BEGIN
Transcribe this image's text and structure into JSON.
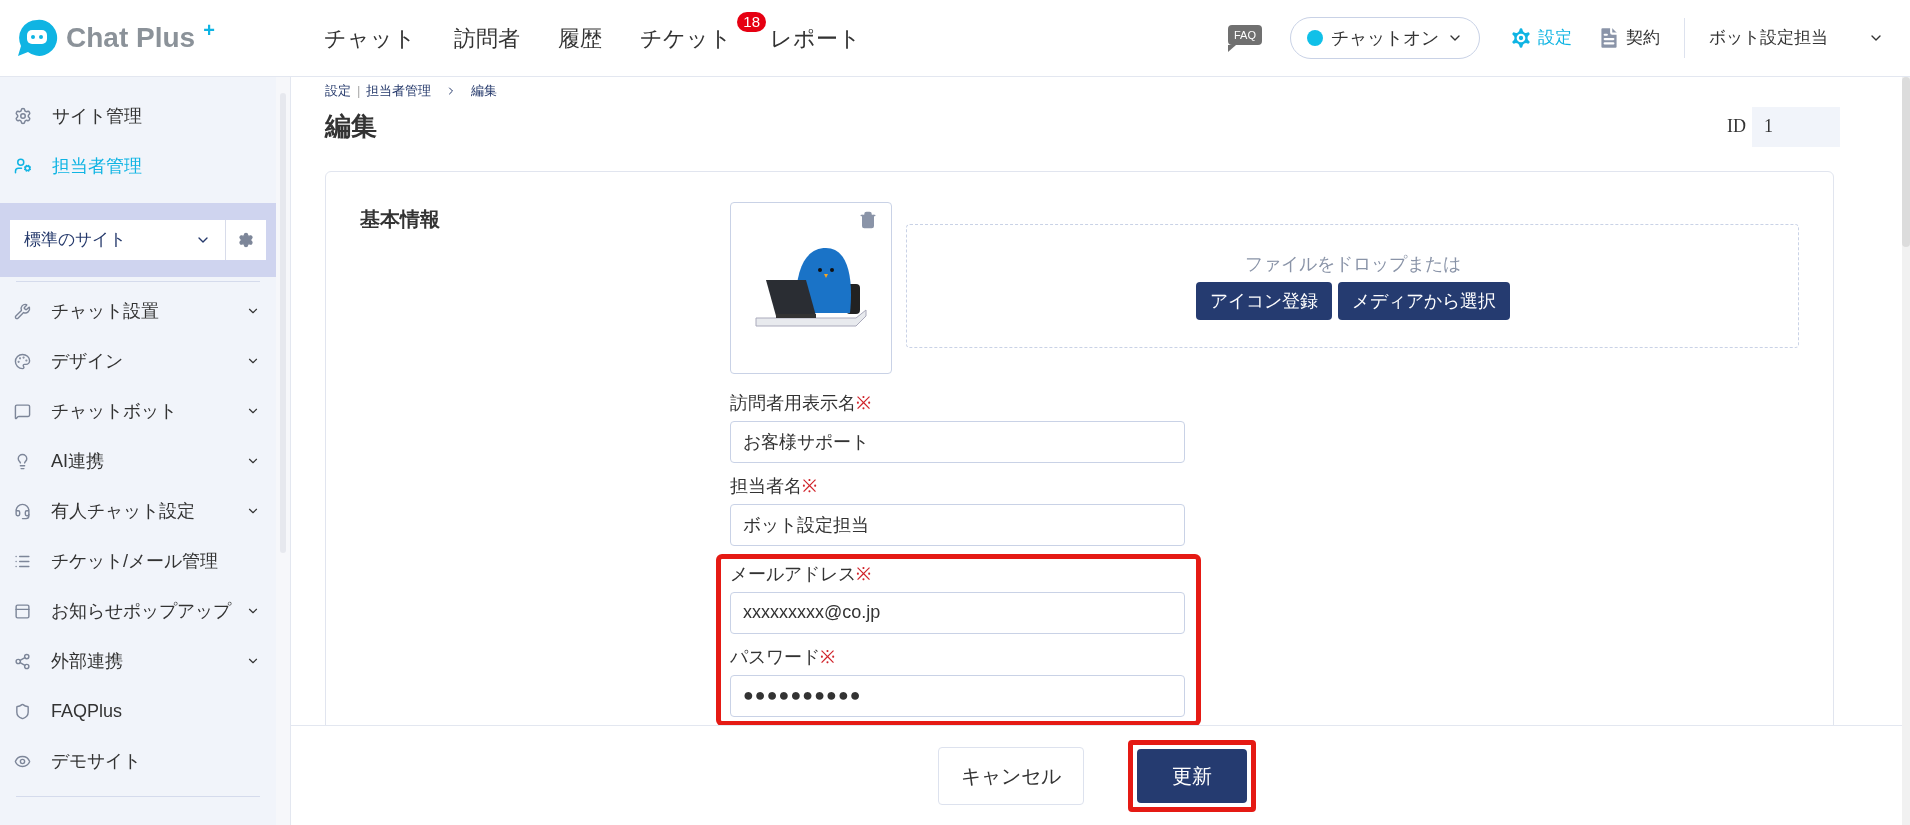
{
  "header": {
    "logo": {
      "name": "Chat Plus",
      "mark": "+"
    },
    "nav": [
      {
        "label": "チャット"
      },
      {
        "label": "訪問者"
      },
      {
        "label": "履歴"
      },
      {
        "label": "チケット",
        "badge": "18"
      },
      {
        "label": "レポート"
      }
    ],
    "faq": "FAQ",
    "status": {
      "label": "チャットオン",
      "color": "#10c0e8"
    },
    "settings": "設定",
    "contract": "契約",
    "user": "ボット設定担当"
  },
  "sidebar": {
    "top_items": [
      {
        "label": "サイト管理",
        "selected": false
      },
      {
        "label": "担当者管理",
        "selected": true
      }
    ],
    "site_select": {
      "value": "標準のサイト"
    },
    "items": [
      {
        "label": "チャット設置",
        "expandable": true
      },
      {
        "label": "デザイン",
        "expandable": true
      },
      {
        "label": "チャットボット",
        "expandable": true
      },
      {
        "label": "AI連携",
        "expandable": true
      },
      {
        "label": "有人チャット設定",
        "expandable": true
      },
      {
        "label": "チケット/メール管理",
        "expandable": false
      },
      {
        "label": "お知らせポップアップ",
        "expandable": true
      },
      {
        "label": "外部連携",
        "expandable": true
      },
      {
        "label": "FAQPlus",
        "expandable": false
      },
      {
        "label": "デモサイト",
        "expandable": false
      }
    ]
  },
  "breadcrumb": [
    "設定",
    "|",
    "担当者管理",
    "編集"
  ],
  "title": "編集",
  "id": {
    "label": "ID",
    "value": "1"
  },
  "section": {
    "title": "基本情報",
    "dropzone": {
      "text": "ファイルをドロップまたは",
      "buttons": [
        "アイコン登録",
        "メディアから選択"
      ]
    }
  },
  "fields": [
    {
      "label": "訪問者用表示名",
      "required_mark": "※",
      "value": "お客様サポート",
      "highlighted": false
    },
    {
      "label": "担当者名",
      "required_mark": "※",
      "value": "ボット設定担当",
      "highlighted": false
    },
    {
      "label": "メールアドレス",
      "required_mark": "※",
      "value": "xxxxxxxxx@co.jp",
      "highlighted": true
    },
    {
      "label": "パスワード",
      "required_mark": "※",
      "value": "●●●●●●●●●●",
      "highlighted": true
    }
  ],
  "footer": {
    "cancel": "キャンセル",
    "submit": {
      "label": "更新",
      "highlighted": true
    }
  }
}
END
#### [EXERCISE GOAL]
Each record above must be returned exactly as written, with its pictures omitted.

#### [EXERCISE ANSWER]
Transcribe this image's text and structure into JSON.
{
  "header": {
    "logo": {
      "name": "Chat Plus",
      "mark": "+"
    },
    "nav": [
      {
        "label": "チャット"
      },
      {
        "label": "訪問者"
      },
      {
        "label": "履歴"
      },
      {
        "label": "チケット",
        "badge": "18"
      },
      {
        "label": "レポート"
      }
    ],
    "faq": "FAQ",
    "status": {
      "label": "チャットオン",
      "color": "#10c0e8"
    },
    "settings": "設定",
    "contract": "契約",
    "user": "ボット設定担当"
  },
  "sidebar": {
    "top_items": [
      {
        "label": "サイト管理",
        "selected": false
      },
      {
        "label": "担当者管理",
        "selected": true
      }
    ],
    "site_select": {
      "value": "標準のサイト"
    },
    "items": [
      {
        "label": "チャット設置",
        "expandable": true
      },
      {
        "label": "デザイン",
        "expandable": true
      },
      {
        "label": "チャットボット",
        "expandable": true
      },
      {
        "label": "AI連携",
        "expandable": true
      },
      {
        "label": "有人チャット設定",
        "expandable": true
      },
      {
        "label": "チケット/メール管理",
        "expandable": false
      },
      {
        "label": "お知らせポップアップ",
        "expandable": true
      },
      {
        "label": "外部連携",
        "expandable": true
      },
      {
        "label": "FAQPlus",
        "expandable": false
      },
      {
        "label": "デモサイト",
        "expandable": false
      }
    ]
  },
  "breadcrumb": [
    "設定",
    "|",
    "担当者管理",
    "編集"
  ],
  "title": "編集",
  "id": {
    "label": "ID",
    "value": "1"
  },
  "section": {
    "title": "基本情報",
    "dropzone": {
      "text": "ファイルをドロップまたは",
      "buttons": [
        "アイコン登録",
        "メディアから選択"
      ]
    }
  },
  "fields": [
    {
      "label": "訪問者用表示名",
      "required_mark": "※",
      "value": "お客様サポート",
      "highlighted": false
    },
    {
      "label": "担当者名",
      "required_mark": "※",
      "value": "ボット設定担当",
      "highlighted": false
    },
    {
      "label": "メールアドレス",
      "required_mark": "※",
      "value": "xxxxxxxxx@co.jp",
      "highlighted": true
    },
    {
      "label": "パスワード",
      "required_mark": "※",
      "value": "●●●●●●●●●●",
      "highlighted": true
    }
  ],
  "footer": {
    "cancel": "キャンセル",
    "submit": {
      "label": "更新",
      "highlighted": true
    }
  }
}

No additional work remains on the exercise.